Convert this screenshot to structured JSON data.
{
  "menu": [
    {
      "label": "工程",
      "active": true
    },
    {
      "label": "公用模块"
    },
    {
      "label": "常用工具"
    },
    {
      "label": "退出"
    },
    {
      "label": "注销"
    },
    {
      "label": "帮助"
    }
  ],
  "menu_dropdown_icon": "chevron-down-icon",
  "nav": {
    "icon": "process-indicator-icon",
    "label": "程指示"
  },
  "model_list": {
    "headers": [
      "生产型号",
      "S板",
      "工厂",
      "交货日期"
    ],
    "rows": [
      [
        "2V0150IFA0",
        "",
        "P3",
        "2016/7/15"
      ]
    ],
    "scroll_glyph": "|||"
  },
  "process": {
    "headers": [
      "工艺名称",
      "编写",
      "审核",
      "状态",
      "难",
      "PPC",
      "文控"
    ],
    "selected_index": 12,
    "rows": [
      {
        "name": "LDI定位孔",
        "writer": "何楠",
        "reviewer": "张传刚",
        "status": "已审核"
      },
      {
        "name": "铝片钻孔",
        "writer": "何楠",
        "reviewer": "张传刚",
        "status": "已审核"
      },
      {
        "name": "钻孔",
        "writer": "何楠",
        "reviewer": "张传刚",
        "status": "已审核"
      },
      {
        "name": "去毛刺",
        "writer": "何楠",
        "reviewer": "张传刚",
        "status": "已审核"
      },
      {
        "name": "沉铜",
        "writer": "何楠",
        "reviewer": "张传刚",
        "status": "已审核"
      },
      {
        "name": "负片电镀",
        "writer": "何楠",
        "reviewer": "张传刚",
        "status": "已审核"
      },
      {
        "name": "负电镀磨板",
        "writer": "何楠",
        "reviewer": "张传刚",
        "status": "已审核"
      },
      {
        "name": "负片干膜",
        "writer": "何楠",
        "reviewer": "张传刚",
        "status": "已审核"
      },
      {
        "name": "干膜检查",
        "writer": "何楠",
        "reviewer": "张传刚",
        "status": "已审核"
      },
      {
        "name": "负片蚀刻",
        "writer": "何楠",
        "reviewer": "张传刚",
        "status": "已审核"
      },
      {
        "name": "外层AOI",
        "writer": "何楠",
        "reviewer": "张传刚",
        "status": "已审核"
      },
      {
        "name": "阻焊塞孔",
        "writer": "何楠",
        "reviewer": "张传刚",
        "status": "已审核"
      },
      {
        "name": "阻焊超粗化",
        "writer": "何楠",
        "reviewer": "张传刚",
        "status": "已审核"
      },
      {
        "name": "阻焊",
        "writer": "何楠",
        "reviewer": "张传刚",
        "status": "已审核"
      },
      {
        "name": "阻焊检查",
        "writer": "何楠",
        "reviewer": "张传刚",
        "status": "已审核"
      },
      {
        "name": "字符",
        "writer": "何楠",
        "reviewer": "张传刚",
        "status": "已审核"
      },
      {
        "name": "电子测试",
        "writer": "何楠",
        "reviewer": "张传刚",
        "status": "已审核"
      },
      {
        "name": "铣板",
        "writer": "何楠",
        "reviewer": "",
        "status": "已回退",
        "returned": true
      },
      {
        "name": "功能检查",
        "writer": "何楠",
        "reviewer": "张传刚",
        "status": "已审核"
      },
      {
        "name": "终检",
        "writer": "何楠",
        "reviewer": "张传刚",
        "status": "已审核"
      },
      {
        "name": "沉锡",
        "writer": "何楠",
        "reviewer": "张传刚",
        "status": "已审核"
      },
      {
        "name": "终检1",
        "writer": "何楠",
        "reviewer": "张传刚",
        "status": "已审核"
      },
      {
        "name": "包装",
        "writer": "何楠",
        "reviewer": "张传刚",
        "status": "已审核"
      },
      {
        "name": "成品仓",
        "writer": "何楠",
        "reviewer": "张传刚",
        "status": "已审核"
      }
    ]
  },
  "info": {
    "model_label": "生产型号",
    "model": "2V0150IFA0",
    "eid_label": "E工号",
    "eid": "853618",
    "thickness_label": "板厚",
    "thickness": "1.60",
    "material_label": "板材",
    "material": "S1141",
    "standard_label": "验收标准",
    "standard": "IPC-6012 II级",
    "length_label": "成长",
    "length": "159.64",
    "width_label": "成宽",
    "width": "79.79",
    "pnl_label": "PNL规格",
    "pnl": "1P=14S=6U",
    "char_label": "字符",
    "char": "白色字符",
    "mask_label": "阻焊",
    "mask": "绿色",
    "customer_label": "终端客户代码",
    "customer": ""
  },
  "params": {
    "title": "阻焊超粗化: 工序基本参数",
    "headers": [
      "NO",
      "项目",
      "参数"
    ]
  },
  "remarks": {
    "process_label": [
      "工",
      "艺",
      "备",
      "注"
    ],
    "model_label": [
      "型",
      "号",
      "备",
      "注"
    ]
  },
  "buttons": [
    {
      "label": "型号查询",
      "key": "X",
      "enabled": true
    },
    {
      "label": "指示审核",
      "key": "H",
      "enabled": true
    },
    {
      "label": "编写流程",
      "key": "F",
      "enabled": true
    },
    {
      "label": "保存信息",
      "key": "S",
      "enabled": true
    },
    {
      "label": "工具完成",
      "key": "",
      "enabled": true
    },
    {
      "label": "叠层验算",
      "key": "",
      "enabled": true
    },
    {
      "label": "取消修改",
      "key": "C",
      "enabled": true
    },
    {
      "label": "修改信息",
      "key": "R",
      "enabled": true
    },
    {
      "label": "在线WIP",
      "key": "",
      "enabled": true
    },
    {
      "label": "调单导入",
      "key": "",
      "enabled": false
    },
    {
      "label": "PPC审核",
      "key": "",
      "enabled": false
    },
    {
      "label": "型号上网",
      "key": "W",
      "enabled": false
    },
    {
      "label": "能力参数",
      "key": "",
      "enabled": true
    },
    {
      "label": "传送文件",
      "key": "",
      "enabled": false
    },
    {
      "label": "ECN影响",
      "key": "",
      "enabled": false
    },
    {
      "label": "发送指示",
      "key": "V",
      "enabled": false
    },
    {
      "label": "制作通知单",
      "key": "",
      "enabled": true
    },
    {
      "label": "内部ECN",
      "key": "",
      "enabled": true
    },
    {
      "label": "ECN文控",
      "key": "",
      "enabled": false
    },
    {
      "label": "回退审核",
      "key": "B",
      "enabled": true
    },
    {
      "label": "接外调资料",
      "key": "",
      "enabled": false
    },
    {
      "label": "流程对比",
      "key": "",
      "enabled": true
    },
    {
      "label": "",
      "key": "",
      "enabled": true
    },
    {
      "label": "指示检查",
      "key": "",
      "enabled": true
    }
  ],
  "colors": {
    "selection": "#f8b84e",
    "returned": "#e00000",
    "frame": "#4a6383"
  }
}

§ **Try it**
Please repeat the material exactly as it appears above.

§ **Exercise result**
Convert this screenshot to structured JSON data.
{
  "menu": [
    {
      "label": "工程",
      "active": true
    },
    {
      "label": "公用模块"
    },
    {
      "label": "常用工具"
    },
    {
      "label": "退出"
    },
    {
      "label": "注销"
    },
    {
      "label": "帮助"
    }
  ],
  "menu_dropdown_icon": "chevron-down-icon",
  "nav": {
    "icon": "process-indicator-icon",
    "label": "程指示"
  },
  "model_list": {
    "headers": [
      "生产型号",
      "S板",
      "工厂",
      "交货日期"
    ],
    "rows": [
      [
        "2V0150IFA0",
        "",
        "P3",
        "2016/7/15"
      ]
    ],
    "scroll_glyph": "|||"
  },
  "process": {
    "headers": [
      "工艺名称",
      "编写",
      "审核",
      "状态",
      "难",
      "PPC",
      "文控"
    ],
    "selected_index": 12,
    "rows": [
      {
        "name": "LDI定位孔",
        "writer": "何楠",
        "reviewer": "张传刚",
        "status": "已审核"
      },
      {
        "name": "铝片钻孔",
        "writer": "何楠",
        "reviewer": "张传刚",
        "status": "已审核"
      },
      {
        "name": "钻孔",
        "writer": "何楠",
        "reviewer": "张传刚",
        "status": "已审核"
      },
      {
        "name": "去毛刺",
        "writer": "何楠",
        "reviewer": "张传刚",
        "status": "已审核"
      },
      {
        "name": "沉铜",
        "writer": "何楠",
        "reviewer": "张传刚",
        "status": "已审核"
      },
      {
        "name": "负片电镀",
        "writer": "何楠",
        "reviewer": "张传刚",
        "status": "已审核"
      },
      {
        "name": "负电镀磨板",
        "writer": "何楠",
        "reviewer": "张传刚",
        "status": "已审核"
      },
      {
        "name": "负片干膜",
        "writer": "何楠",
        "reviewer": "张传刚",
        "status": "已审核"
      },
      {
        "name": "干膜检查",
        "writer": "何楠",
        "reviewer": "张传刚",
        "status": "已审核"
      },
      {
        "name": "负片蚀刻",
        "writer": "何楠",
        "reviewer": "张传刚",
        "status": "已审核"
      },
      {
        "name": "外层AOI",
        "writer": "何楠",
        "reviewer": "张传刚",
        "status": "已审核"
      },
      {
        "name": "阻焊塞孔",
        "writer": "何楠",
        "reviewer": "张传刚",
        "status": "已审核"
      },
      {
        "name": "阻焊超粗化",
        "writer": "何楠",
        "reviewer": "张传刚",
        "status": "已审核"
      },
      {
        "name": "阻焊",
        "writer": "何楠",
        "reviewer": "张传刚",
        "status": "已审核"
      },
      {
        "name": "阻焊检查",
        "writer": "何楠",
        "reviewer": "张传刚",
        "status": "已审核"
      },
      {
        "name": "字符",
        "writer": "何楠",
        "reviewer": "张传刚",
        "status": "已审核"
      },
      {
        "name": "电子测试",
        "writer": "何楠",
        "reviewer": "张传刚",
        "status": "已审核"
      },
      {
        "name": "铣板",
        "writer": "何楠",
        "reviewer": "",
        "status": "已回退",
        "returned": true
      },
      {
        "name": "功能检查",
        "writer": "何楠",
        "reviewer": "张传刚",
        "status": "已审核"
      },
      {
        "name": "终检",
        "writer": "何楠",
        "reviewer": "张传刚",
        "status": "已审核"
      },
      {
        "name": "沉锡",
        "writer": "何楠",
        "reviewer": "张传刚",
        "status": "已审核"
      },
      {
        "name": "终检1",
        "writer": "何楠",
        "reviewer": "张传刚",
        "status": "已审核"
      },
      {
        "name": "包装",
        "writer": "何楠",
        "reviewer": "张传刚",
        "status": "已审核"
      },
      {
        "name": "成品仓",
        "writer": "何楠",
        "reviewer": "张传刚",
        "status": "已审核"
      }
    ]
  },
  "info": {
    "model_label": "生产型号",
    "model": "2V0150IFA0",
    "eid_label": "E工号",
    "eid": "853618",
    "thickness_label": "板厚",
    "thickness": "1.60",
    "material_label": "板材",
    "material": "S1141",
    "standard_label": "验收标准",
    "standard": "IPC-6012 II级",
    "length_label": "成长",
    "length": "159.64",
    "width_label": "成宽",
    "width": "79.79",
    "pnl_label": "PNL规格",
    "pnl": "1P=14S=6U",
    "char_label": "字符",
    "char": "白色字符",
    "mask_label": "阻焊",
    "mask": "绿色",
    "customer_label": "终端客户代码",
    "customer": ""
  },
  "params": {
    "title": "阻焊超粗化: 工序基本参数",
    "headers": [
      "NO",
      "项目",
      "参数"
    ]
  },
  "remarks": {
    "process_label": [
      "工",
      "艺",
      "备",
      "注"
    ],
    "model_label": [
      "型",
      "号",
      "备",
      "注"
    ]
  },
  "buttons": [
    {
      "label": "型号查询",
      "key": "X",
      "enabled": true
    },
    {
      "label": "指示审核",
      "key": "H",
      "enabled": true
    },
    {
      "label": "编写流程",
      "key": "F",
      "enabled": true
    },
    {
      "label": "保存信息",
      "key": "S",
      "enabled": true
    },
    {
      "label": "工具完成",
      "key": "",
      "enabled": true
    },
    {
      "label": "叠层验算",
      "key": "",
      "enabled": true
    },
    {
      "label": "取消修改",
      "key": "C",
      "enabled": true
    },
    {
      "label": "修改信息",
      "key": "R",
      "enabled": true
    },
    {
      "label": "在线WIP",
      "key": "",
      "enabled": true
    },
    {
      "label": "调单导入",
      "key": "",
      "enabled": false
    },
    {
      "label": "PPC审核",
      "key": "",
      "enabled": false
    },
    {
      "label": "型号上网",
      "key": "W",
      "enabled": false
    },
    {
      "label": "能力参数",
      "key": "",
      "enabled": true
    },
    {
      "label": "传送文件",
      "key": "",
      "enabled": false
    },
    {
      "label": "ECN影响",
      "key": "",
      "enabled": false
    },
    {
      "label": "发送指示",
      "key": "V",
      "enabled": false
    },
    {
      "label": "制作通知单",
      "key": "",
      "enabled": true
    },
    {
      "label": "内部ECN",
      "key": "",
      "enabled": true
    },
    {
      "label": "ECN文控",
      "key": "",
      "enabled": false
    },
    {
      "label": "回退审核",
      "key": "B",
      "enabled": true
    },
    {
      "label": "接外调资料",
      "key": "",
      "enabled": false
    },
    {
      "label": "流程对比",
      "key": "",
      "enabled": true
    },
    {
      "label": "",
      "key": "",
      "enabled": true
    },
    {
      "label": "指示检查",
      "key": "",
      "enabled": true
    }
  ],
  "colors": {
    "selection": "#f8b84e",
    "returned": "#e00000",
    "frame": "#4a6383"
  }
}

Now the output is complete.